• _INPUT DATA_:
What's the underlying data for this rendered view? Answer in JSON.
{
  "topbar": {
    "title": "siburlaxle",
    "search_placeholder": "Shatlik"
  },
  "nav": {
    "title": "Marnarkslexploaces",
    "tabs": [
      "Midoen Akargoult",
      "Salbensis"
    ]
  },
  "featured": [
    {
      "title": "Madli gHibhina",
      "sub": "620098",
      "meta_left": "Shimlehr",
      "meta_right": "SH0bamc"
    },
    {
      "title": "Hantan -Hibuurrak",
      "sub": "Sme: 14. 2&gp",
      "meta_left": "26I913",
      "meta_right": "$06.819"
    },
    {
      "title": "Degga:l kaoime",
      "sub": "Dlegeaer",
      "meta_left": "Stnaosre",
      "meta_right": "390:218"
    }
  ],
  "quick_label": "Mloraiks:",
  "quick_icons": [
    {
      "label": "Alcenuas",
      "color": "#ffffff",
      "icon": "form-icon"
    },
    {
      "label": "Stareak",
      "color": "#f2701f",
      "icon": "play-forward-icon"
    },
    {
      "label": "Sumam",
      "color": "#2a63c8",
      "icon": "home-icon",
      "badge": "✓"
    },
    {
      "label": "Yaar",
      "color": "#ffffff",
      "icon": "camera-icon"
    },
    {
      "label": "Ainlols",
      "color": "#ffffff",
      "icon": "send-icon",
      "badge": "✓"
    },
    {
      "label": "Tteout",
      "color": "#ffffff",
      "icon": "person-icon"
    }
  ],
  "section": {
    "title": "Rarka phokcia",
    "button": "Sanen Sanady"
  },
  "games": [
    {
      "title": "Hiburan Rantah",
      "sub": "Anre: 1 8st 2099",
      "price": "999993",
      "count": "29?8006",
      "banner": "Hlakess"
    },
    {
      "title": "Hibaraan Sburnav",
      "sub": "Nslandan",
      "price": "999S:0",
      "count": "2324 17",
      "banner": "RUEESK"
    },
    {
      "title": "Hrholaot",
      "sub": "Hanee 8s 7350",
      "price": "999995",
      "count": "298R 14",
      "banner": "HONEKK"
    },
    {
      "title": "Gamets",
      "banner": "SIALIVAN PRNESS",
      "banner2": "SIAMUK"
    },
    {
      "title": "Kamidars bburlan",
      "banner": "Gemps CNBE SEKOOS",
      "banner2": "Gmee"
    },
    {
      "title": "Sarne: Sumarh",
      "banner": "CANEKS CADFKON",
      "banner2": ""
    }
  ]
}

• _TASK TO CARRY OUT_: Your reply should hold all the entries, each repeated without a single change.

• _OUTPUT OF THE EXERCISE_:
What's the underlying data for this rendered view? Answer in JSON.
{
  "topbar": {
    "title": "siburlaxle",
    "search_placeholder": "Shatlik"
  },
  "nav": {
    "title": "Marnarkslexploaces",
    "tabs": [
      "Midoen Akargoult",
      "Salbensis"
    ]
  },
  "featured": [
    {
      "title": "Madli gHibhina",
      "sub": "620098",
      "meta_left": "Shimlehr",
      "meta_right": "SH0bamc"
    },
    {
      "title": "Hantan -Hibuurrak",
      "sub": "Sme: 14. 2&gp",
      "meta_left": "26I913",
      "meta_right": "$06.819"
    },
    {
      "title": "Degga:l kaoime",
      "sub": "Dlegeaer",
      "meta_left": "Stnaosre",
      "meta_right": "390:218"
    }
  ],
  "quick_label": "Mloraiks:",
  "quick_icons": [
    {
      "label": "Alcenuas",
      "color": "#ffffff",
      "icon": "form-icon"
    },
    {
      "label": "Stareak",
      "color": "#f2701f",
      "icon": "play-forward-icon"
    },
    {
      "label": "Sumam",
      "color": "#2a63c8",
      "icon": "home-icon",
      "badge": "✓"
    },
    {
      "label": "Yaar",
      "color": "#ffffff",
      "icon": "camera-icon"
    },
    {
      "label": "Ainlols",
      "color": "#ffffff",
      "icon": "send-icon",
      "badge": "✓"
    },
    {
      "label": "Tteout",
      "color": "#ffffff",
      "icon": "person-icon"
    }
  ],
  "section": {
    "title": "Rarka phokcia",
    "button": "Sanen Sanady"
  },
  "games": [
    {
      "title": "Hiburan Rantah",
      "sub": "Anre: 1 8st 2099",
      "price": "999993",
      "count": "29?8006",
      "banner": "Hlakess"
    },
    {
      "title": "Hibaraan Sburnav",
      "sub": "Nslandan",
      "price": "999S:0",
      "count": "2324 17",
      "banner": "RUEESK"
    },
    {
      "title": "Hrholaot",
      "sub": "Hanee 8s 7350",
      "price": "999995",
      "count": "298R 14",
      "banner": "HONEKK"
    },
    {
      "title": "Gamets",
      "banner": "SIALIVAN PRNESS",
      "banner2": "SIAMUK"
    },
    {
      "title": "Kamidars bburlan",
      "banner": "Gemps CNBE SEKOOS",
      "banner2": "Gmee"
    },
    {
      "title": "Sarne: Sumarh",
      "banner": "CANEKS CADFKON",
      "banner2": ""
    }
  ]
}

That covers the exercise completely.